Since New York City’s daily water consumption relies solely on the Catskill and Delaware watersheds, the Catskill Aqueduct would become the main lifeline to New York once the Delaware aqueduct is shut down. In anticipation of this, the Catskill aqueduct will undergo a repair and rehabilitation project starting in 2016. Along with replacing more than 30 valves that are decades old, the interior lining of the tunnel will be cleaned to reduce friction, increasing the tunnel’s capacity by approximately 30-40 million gallons of water each day. Although sections of the aqueduct are expected to be shut down for six to eight weeks at a time, there would be minimal service disruption due to existing backup supplies for communities who would be otherwise affected (“Water for the Future | Catskill Aqueduct Repair & Rehabilitation”).
To supplement the City’s upstate water supplies, the DEP will also rehabilitate the Queens Groundwater System, a system of 68 wells and aquifers in southeastern Queens. The groundwater system is expected to provide more than 33 million gallons of water a day to 100,000 residents in the locality. The DEP plans to install water treatment systems for the system to ensure that the wells produce high-quality water that meets or exceeds all water quality standards (“Water for the Future | Queens Groundwater Rehabilitation”).
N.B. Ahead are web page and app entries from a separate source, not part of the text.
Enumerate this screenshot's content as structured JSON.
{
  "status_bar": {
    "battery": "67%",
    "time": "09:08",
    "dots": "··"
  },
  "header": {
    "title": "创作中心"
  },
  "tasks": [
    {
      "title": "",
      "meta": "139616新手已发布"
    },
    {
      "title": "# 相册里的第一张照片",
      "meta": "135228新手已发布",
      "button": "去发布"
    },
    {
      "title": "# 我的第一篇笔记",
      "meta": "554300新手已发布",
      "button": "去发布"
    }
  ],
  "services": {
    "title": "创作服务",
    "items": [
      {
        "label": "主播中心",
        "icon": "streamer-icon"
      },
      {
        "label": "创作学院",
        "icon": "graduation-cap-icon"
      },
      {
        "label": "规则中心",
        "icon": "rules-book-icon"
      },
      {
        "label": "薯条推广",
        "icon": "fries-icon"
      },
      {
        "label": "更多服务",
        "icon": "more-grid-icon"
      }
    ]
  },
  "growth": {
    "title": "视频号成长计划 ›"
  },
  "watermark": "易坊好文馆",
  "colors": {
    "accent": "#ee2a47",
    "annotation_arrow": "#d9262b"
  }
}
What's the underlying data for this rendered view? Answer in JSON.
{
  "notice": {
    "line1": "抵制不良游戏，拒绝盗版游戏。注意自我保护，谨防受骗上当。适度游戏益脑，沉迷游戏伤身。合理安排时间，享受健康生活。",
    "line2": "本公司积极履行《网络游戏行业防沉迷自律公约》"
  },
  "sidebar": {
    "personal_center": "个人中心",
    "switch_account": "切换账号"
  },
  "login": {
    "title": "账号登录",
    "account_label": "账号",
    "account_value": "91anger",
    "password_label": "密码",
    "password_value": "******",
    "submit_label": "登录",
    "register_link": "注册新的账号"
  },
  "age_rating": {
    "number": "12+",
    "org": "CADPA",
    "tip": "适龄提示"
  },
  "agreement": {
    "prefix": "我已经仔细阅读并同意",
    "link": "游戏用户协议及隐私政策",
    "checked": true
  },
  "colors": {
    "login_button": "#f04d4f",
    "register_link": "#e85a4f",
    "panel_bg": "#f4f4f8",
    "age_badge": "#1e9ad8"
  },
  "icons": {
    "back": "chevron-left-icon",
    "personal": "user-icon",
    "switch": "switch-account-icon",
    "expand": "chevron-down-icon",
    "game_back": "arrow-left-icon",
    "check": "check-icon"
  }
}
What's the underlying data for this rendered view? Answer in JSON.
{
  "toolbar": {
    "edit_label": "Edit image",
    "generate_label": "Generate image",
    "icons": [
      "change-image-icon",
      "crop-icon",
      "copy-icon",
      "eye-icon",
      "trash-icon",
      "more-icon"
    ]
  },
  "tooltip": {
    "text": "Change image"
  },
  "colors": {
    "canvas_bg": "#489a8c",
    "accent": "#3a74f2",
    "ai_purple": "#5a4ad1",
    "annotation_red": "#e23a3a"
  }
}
Water Conservation Initiatives
Between now and the Delaware Aqueduct shutdown in